- **Directions for this task**
Reproduce each entry exactly, so that everything except the pictures is carried over.

[[ Records to process open ]]

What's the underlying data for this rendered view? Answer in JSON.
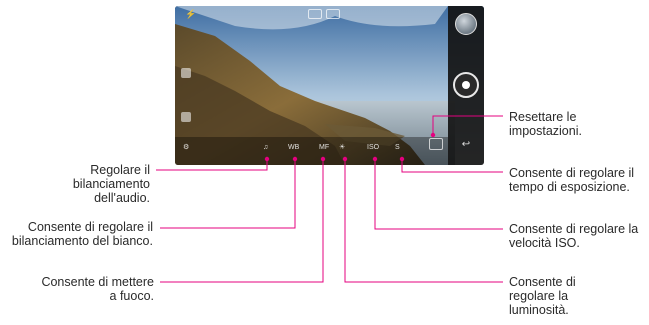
{
  "screen": {
    "top_icons": [
      "flash-icon",
      "settings-icon",
      "manual-mode-icon",
      "grid-icon"
    ],
    "manual_controls": [
      "audio-balance-icon",
      "white-balance-icon",
      "focus-icon",
      "brightness-icon",
      "iso-icon",
      "shutter-speed-icon"
    ]
  },
  "callouts": {
    "audio": "Regolare il bilanciamento dell'audio.",
    "white_balance": "Consente di regolare il bilanciamento del bianco.",
    "focus": "Consente di mettere a fuoco.",
    "reset": "Resettare le impostazioni.",
    "shutter": "Consente di regolare il tempo di esposizione.",
    "iso": "Consente di regolare la velocità ISO.",
    "brightness": "Consente di regolare la luminosità."
  },
  "colors": {
    "line": "#e4007f",
    "label": "#2a2a2a"
  }
}
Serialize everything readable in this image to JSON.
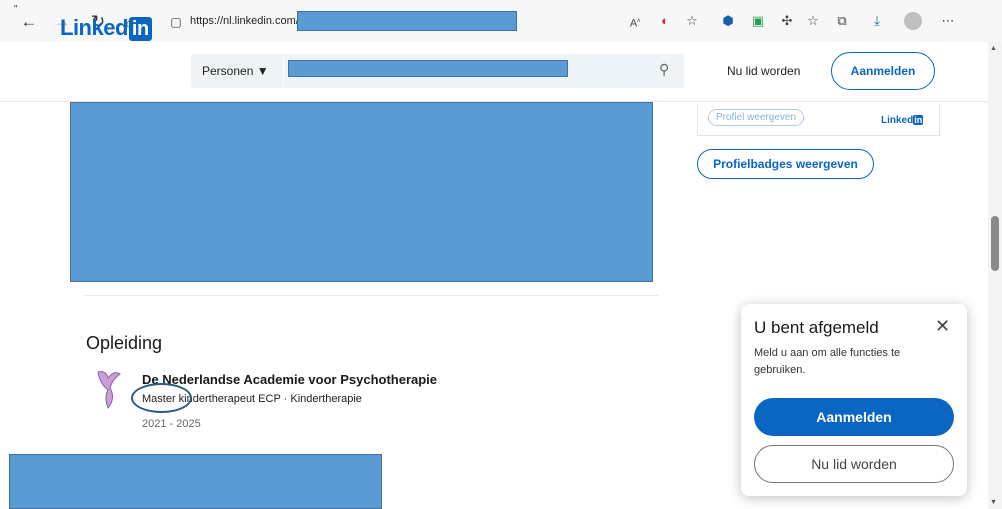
{
  "browser": {
    "url": "https://nl.linkedin.com/in/",
    "icons": [
      "back-icon",
      "forward-icon",
      "refresh-icon",
      "home-icon",
      "lock-icon",
      "read-aloud-icon",
      "tracking-icon",
      "favorite-icon",
      "extension-icon",
      "extension-icon",
      "extensions-icon",
      "favorites-icon",
      "collections-icon",
      "downloads-icon",
      "profile-icon",
      "more-icon"
    ]
  },
  "header": {
    "logo_text": "Linked",
    "logo_in": "in",
    "search_scope": "Personen ▼",
    "join_label": "Nu lid worden",
    "signin_label": "Aanmelden"
  },
  "sidebar": {
    "profile_view_label": "Profiel weergeven",
    "mini_logo_text": "Linked",
    "mini_logo_in": "in",
    "badges_button": "Profielbadges weergeven"
  },
  "education": {
    "section_title": "Opleiding",
    "school": "De Nederlandse Academie voor Psychotherapie",
    "degree": "Master kindertherapeut ECP · Kindertherapie",
    "years": "2021 - 2025"
  },
  "popup": {
    "title": "U bent afgemeld",
    "description": "Meld u aan om alle functies te gebruiken.",
    "signin_label": "Aanmelden",
    "join_label": "Nu lid worden"
  },
  "colors": {
    "brand": "#0a66c2",
    "redaction": "#5b9bd5"
  }
}
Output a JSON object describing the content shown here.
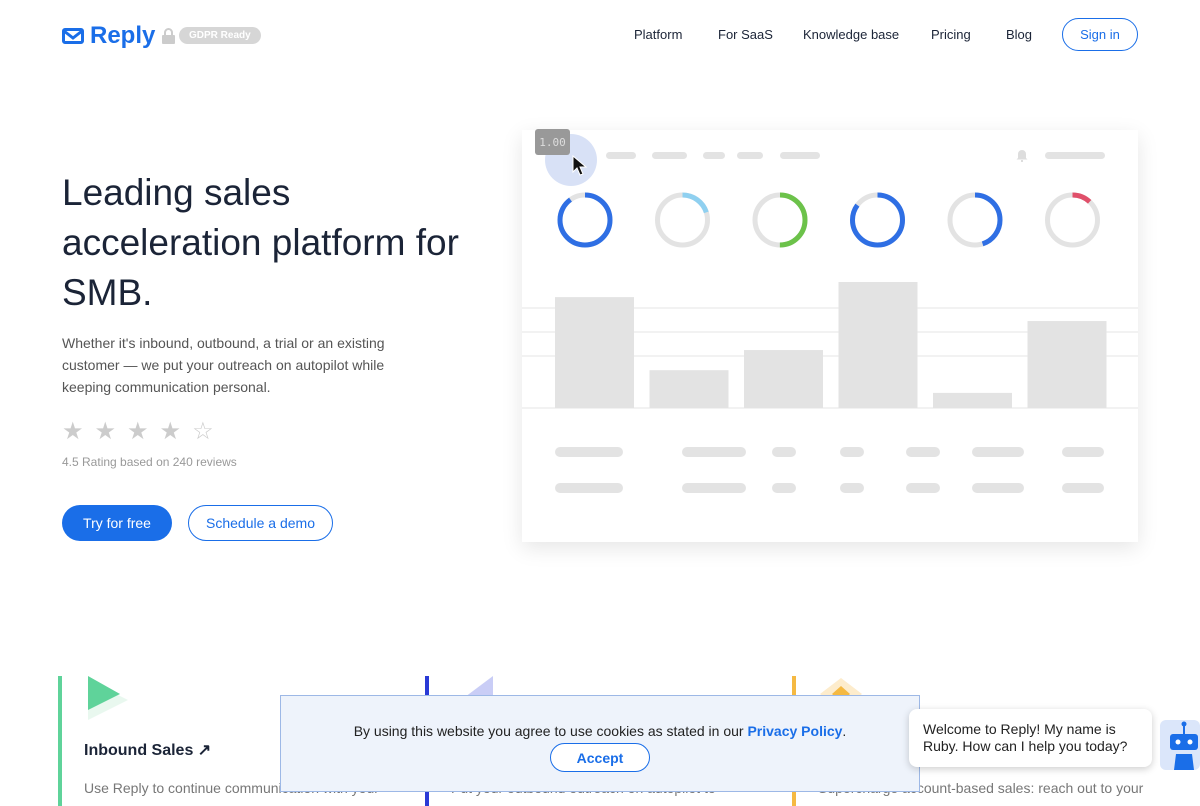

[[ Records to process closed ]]

- **Written solution**
What's the underlying data for this rendered view? Answer in JSON.
{
  "screen": {
    "top_icons": [
      "flash-icon",
      "settings-icon",
      "manual-mode-icon",
      "grid-icon"
    ],
    "manual_controls": [
      "audio-balance-icon",
      "white-balance-icon",
      "focus-icon",
      "brightness-icon",
      "iso-icon",
      "shutter-speed-icon"
    ]
  },
  "callouts": {
    "audio": "Regolare il bilanciamento dell'audio.",
    "white_balance": "Consente di regolare il bilanciamento del bianco.",
    "focus": "Consente di mettere a fuoco.",
    "reset": "Resettare le impostazioni.",
    "shutter": "Consente di regolare il tempo di esposizione.",
    "iso": "Consente di regolare la velocità ISO.",
    "brightness": "Consente di regolare la luminosità."
  },
  "colors": {
    "line": "#e4007f",
    "label": "#2a2a2a"
  }
}
Serialize everything readable in this image to JSON.
{
  "browser": {
    "url": "https://nl.linkedin.com/in/",
    "icons": [
      "back-icon",
      "forward-icon",
      "refresh-icon",
      "home-icon",
      "lock-icon",
      "read-aloud-icon",
      "tracking-icon",
      "favorite-icon",
      "extension-icon",
      "extension-icon",
      "extensions-icon",
      "favorites-icon",
      "collections-icon",
      "downloads-icon",
      "profile-icon",
      "more-icon"
    ]
  },
  "header": {
    "logo_text": "Linked",
    "logo_in": "in",
    "search_scope": "Personen ▼",
    "join_label": "Nu lid worden",
    "signin_label": "Aanmelden"
  },
  "sidebar": {
    "profile_view_label": "Profiel weergeven",
    "mini_logo_text": "Linked",
    "mini_logo_in": "in",
    "badges_button": "Profielbadges weergeven"
  },
  "education": {
    "section_title": "Opleiding",
    "school": "De Nederlandse Academie voor Psychotherapie",
    "degree": "Master kindertherapeut ECP · Kindertherapie",
    "years": "2021 - 2025"
  },
  "popup": {
    "title": "U bent afgemeld",
    "description": "Meld u aan om alle functies te gebruiken.",
    "signin_label": "Aanmelden",
    "join_label": "Nu lid worden"
  },
  "colors": {
    "brand": "#0a66c2",
    "redaction": "#5b9bd5"
  }
}
Output a JSON object describing the content shown here.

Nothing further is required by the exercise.